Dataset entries
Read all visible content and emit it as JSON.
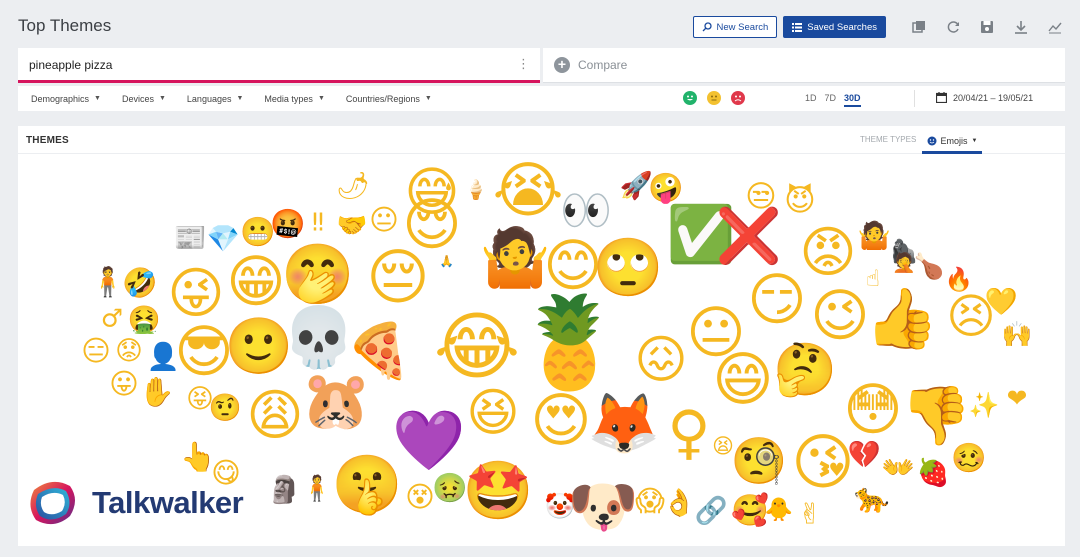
{
  "header": {
    "title": "Top Themes"
  },
  "toolbar": {
    "new_search_label": "New Search",
    "saved_searches_label": "Saved Searches",
    "icons": [
      "copy-icon",
      "refresh-icon",
      "save-icon",
      "download-icon",
      "trend-icon"
    ]
  },
  "search": {
    "query": "pineapple pizza",
    "compare_label": "Compare"
  },
  "filters": {
    "items": [
      "Demographics",
      "Devices",
      "Languages",
      "Media types",
      "Countries/Regions"
    ],
    "sentiments": [
      "positive",
      "neutral",
      "negative"
    ],
    "periods": [
      "1D",
      "7D",
      "30D"
    ],
    "active_period": "30D",
    "date_range": "20/04/21 – 19/05/21"
  },
  "panel": {
    "title": "THEMES",
    "theme_types_label": "THEME TYPES",
    "emoji_tab_label": "Emojis"
  },
  "emoji_cloud": [
    {
      "name": "hot-pepper",
      "glyph": "🌶"
    },
    {
      "name": "grinning-sweat",
      "glyph": "😅"
    },
    {
      "name": "soft-ice-cream",
      "glyph": "🍦"
    },
    {
      "name": "crying",
      "glyph": "😭"
    },
    {
      "name": "eyes",
      "glyph": "👀"
    },
    {
      "name": "rocket",
      "glyph": "🚀"
    },
    {
      "name": "zany-face",
      "glyph": "🤪"
    },
    {
      "name": "newspaper",
      "glyph": "📰"
    },
    {
      "name": "gem",
      "glyph": "💎"
    },
    {
      "name": "grimacing",
      "glyph": "😬"
    },
    {
      "name": "cursing",
      "glyph": "🤬"
    },
    {
      "name": "double-exclamation",
      "glyph": "‼"
    },
    {
      "name": "handshake",
      "glyph": "🤝"
    },
    {
      "name": "neutral",
      "glyph": "😐"
    },
    {
      "name": "relieved",
      "glyph": "😌"
    },
    {
      "name": "check-mark",
      "glyph": "✅"
    },
    {
      "name": "cross-mark",
      "glyph": "❌"
    },
    {
      "name": "unamused",
      "glyph": "😒"
    },
    {
      "name": "smiling-imp",
      "glyph": "😈"
    },
    {
      "name": "angry",
      "glyph": "😡"
    },
    {
      "name": "shrug",
      "glyph": "🤷"
    },
    {
      "name": "gorilla",
      "glyph": "🦍"
    },
    {
      "name": "woman-shrugging",
      "glyph": "🤷"
    },
    {
      "name": "blush",
      "glyph": "😊"
    },
    {
      "name": "face-with-rolling-eyes",
      "glyph": "🙄"
    },
    {
      "name": "pensive",
      "glyph": "😔"
    },
    {
      "name": "folded-hands",
      "glyph": "🙏"
    },
    {
      "name": "person-standing",
      "glyph": "🧍"
    },
    {
      "name": "rofl",
      "glyph": "🤣"
    },
    {
      "name": "wink",
      "glyph": "😜"
    },
    {
      "name": "grin",
      "glyph": "😁"
    },
    {
      "name": "hand-over-mouth",
      "glyph": "🤭"
    },
    {
      "name": "poultry-leg",
      "glyph": "🍗"
    },
    {
      "name": "point-up",
      "glyph": "☝"
    },
    {
      "name": "facepalm",
      "glyph": "🤦"
    },
    {
      "name": "fire",
      "glyph": "🔥"
    },
    {
      "name": "yellow-heart",
      "glyph": "💛"
    },
    {
      "name": "male-sign",
      "glyph": "♂"
    },
    {
      "name": "nauseated",
      "glyph": "🤮"
    },
    {
      "name": "sunglasses",
      "glyph": "😎"
    },
    {
      "name": "slightly-smiling",
      "glyph": "🙂"
    },
    {
      "name": "skull",
      "glyph": "💀"
    },
    {
      "name": "pizza",
      "glyph": "🍕"
    },
    {
      "name": "joy",
      "glyph": "😂"
    },
    {
      "name": "pineapple",
      "glyph": "🍍"
    },
    {
      "name": "confounded",
      "glyph": "😖"
    },
    {
      "name": "neutral-face",
      "glyph": "😐"
    },
    {
      "name": "smirk",
      "glyph": "😏"
    },
    {
      "name": "winking",
      "glyph": "😉"
    },
    {
      "name": "thumbs-up",
      "glyph": "👍"
    },
    {
      "name": "persevering",
      "glyph": "😣"
    },
    {
      "name": "raised-hands",
      "glyph": "🙌"
    },
    {
      "name": "expressionless",
      "glyph": "😑"
    },
    {
      "name": "worried",
      "glyph": "😟"
    },
    {
      "name": "bust-silhouette",
      "glyph": "👤"
    },
    {
      "name": "tongue-out",
      "glyph": "😛"
    },
    {
      "name": "raised-hand",
      "glyph": "✋"
    },
    {
      "name": "squinting-tongue",
      "glyph": "😝"
    },
    {
      "name": "face-with-raised-eyebrow",
      "glyph": "🤨"
    },
    {
      "name": "weary",
      "glyph": "😩"
    },
    {
      "name": "hamster",
      "glyph": "🐹"
    },
    {
      "name": "purple-heart",
      "glyph": "💜"
    },
    {
      "name": "laughing",
      "glyph": "😆"
    },
    {
      "name": "heart-eyes",
      "glyph": "😍"
    },
    {
      "name": "fox",
      "glyph": "🦊"
    },
    {
      "name": "female-sign",
      "glyph": "♀"
    },
    {
      "name": "grinning",
      "glyph": "😄"
    },
    {
      "name": "thinking",
      "glyph": "🤔"
    },
    {
      "name": "flushed",
      "glyph": "😳"
    },
    {
      "name": "thumbs-down",
      "glyph": "👎"
    },
    {
      "name": "sparkles",
      "glyph": "✨"
    },
    {
      "name": "red-heart",
      "glyph": "❤"
    },
    {
      "name": "tired-face",
      "glyph": "😫"
    },
    {
      "name": "monocle",
      "glyph": "🧐"
    },
    {
      "name": "kissing",
      "glyph": "😘"
    },
    {
      "name": "broken-heart",
      "glyph": "💔"
    },
    {
      "name": "open-hands",
      "glyph": "👐"
    },
    {
      "name": "strawberry",
      "glyph": "🍓"
    },
    {
      "name": "woozy",
      "glyph": "🥴"
    },
    {
      "name": "point-up-2",
      "glyph": "👆"
    },
    {
      "name": "yum",
      "glyph": "😋"
    },
    {
      "name": "moai",
      "glyph": "🗿"
    },
    {
      "name": "man-standing",
      "glyph": "🧍"
    },
    {
      "name": "shushing",
      "glyph": "🤫"
    },
    {
      "name": "face-with-spiral",
      "glyph": "😵"
    },
    {
      "name": "sick-face",
      "glyph": "🤢"
    },
    {
      "name": "star-struck",
      "glyph": "🤩"
    },
    {
      "name": "clown",
      "glyph": "🤡"
    },
    {
      "name": "dog",
      "glyph": "🐶"
    },
    {
      "name": "scream",
      "glyph": "😱"
    },
    {
      "name": "ok-hand",
      "glyph": "👌"
    },
    {
      "name": "link",
      "glyph": "🔗"
    },
    {
      "name": "smiling-hearts",
      "glyph": "🥰"
    },
    {
      "name": "chick",
      "glyph": "🐥"
    },
    {
      "name": "victory-hand",
      "glyph": "✌"
    },
    {
      "name": "leopard",
      "glyph": "🐆"
    }
  ],
  "brand": {
    "logo_text": "Talkwalker",
    "accent": "#1a4a9e",
    "highlight": "#d6155d"
  }
}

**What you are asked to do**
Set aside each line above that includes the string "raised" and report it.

**Task answer**
      "name": "raised-hands",
      "name": "raised-hand",
      "name": "face-with-raised-eyebrow",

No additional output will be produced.